What do I feel? Body Scan: My feet feel cold, though they are under thick winter sheets. On my back, my toes feel cozily encased, yet uncomfortably compressed by the blankets‘ weight. I think about how I will inevitably turn into a side-lying or fetal position, as I often do, relieving my toes and my back of the minor discomfort. I feel up my calves—there is an itch. And now an itch on a left toe. In my groin, there is a buzzing—not loud, very subdued. Not the sharpness of buzzing, but the constant movement of buzzing. Like waves crashing. My stomach feels weak, as if I walked into a table’s edge, each belly breath stretching out a sore stiffness. My lower back, too, feels weak, as if it does not want to lie flat. Another itch emerges as I travel up—the right breast and armpit, along my bra line. My chest feels a little heavy, as if there was a light book resting upon it. My shoulders and arms feel relaxed. There is a certain bodily happiness in wearing a thick layer of hoodie. There is a tightness by my left elbow. My hands, too, feel relaxed. My fingertips and palms feel a quiet buzzing. I feel a warmth emanating from my palms, and a cool breeze moving through the space between each finger, even though the air in my room is (seems?) still. My neck and my jaw feel stiff. I remember the unending assignments I have for school. I have a headache. Am I distracted, or is my body stressed? The headache is deep, originating between my ears and behind my eyes. My gums have a quiet hum. My tongue laps at the sensitive hard palate that I burned earlier today. My face feels relaxed, my eyelids heavy. My eyes feel sore and teary. There is a gentle throb on my right helix (cartilaginous upper ear) where I replaced a straight barbell piercing for a hoop earring.
GRATITUDE: I’m grateful for being able to type this.

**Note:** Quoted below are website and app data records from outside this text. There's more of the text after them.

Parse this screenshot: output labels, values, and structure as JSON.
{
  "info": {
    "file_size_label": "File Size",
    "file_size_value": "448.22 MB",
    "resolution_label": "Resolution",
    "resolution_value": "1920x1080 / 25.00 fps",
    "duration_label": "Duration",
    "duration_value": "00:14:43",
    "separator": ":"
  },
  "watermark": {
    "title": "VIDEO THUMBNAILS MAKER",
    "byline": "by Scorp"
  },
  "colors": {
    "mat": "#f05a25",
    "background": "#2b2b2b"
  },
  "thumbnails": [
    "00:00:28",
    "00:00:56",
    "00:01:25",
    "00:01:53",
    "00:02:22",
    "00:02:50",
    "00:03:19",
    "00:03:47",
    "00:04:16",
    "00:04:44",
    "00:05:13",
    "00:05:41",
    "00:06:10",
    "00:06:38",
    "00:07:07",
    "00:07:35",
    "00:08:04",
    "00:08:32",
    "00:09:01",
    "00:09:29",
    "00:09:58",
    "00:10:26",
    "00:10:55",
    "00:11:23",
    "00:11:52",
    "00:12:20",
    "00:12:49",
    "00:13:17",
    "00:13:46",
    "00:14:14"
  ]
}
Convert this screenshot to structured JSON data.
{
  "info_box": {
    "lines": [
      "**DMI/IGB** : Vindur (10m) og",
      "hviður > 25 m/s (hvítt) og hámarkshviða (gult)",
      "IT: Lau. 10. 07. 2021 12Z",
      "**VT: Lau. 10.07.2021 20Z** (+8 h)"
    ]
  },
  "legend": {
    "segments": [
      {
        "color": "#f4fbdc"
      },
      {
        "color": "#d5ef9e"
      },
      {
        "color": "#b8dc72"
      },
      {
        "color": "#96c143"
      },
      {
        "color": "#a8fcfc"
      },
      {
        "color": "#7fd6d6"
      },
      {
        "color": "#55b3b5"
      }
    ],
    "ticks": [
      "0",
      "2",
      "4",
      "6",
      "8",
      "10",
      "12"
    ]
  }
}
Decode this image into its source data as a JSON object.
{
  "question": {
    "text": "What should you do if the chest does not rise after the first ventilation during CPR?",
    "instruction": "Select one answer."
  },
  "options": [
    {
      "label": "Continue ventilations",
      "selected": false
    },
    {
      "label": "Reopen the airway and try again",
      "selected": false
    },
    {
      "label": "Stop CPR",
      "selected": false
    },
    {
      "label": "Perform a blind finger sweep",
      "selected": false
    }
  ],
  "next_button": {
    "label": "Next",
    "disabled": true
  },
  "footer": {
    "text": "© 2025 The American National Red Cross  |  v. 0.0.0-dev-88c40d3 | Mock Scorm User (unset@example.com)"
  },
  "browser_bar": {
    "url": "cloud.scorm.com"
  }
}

I’m grateful for all of the weight and warmth that my body can feel. I’m grateful for my warm home and the kindness of friends and family.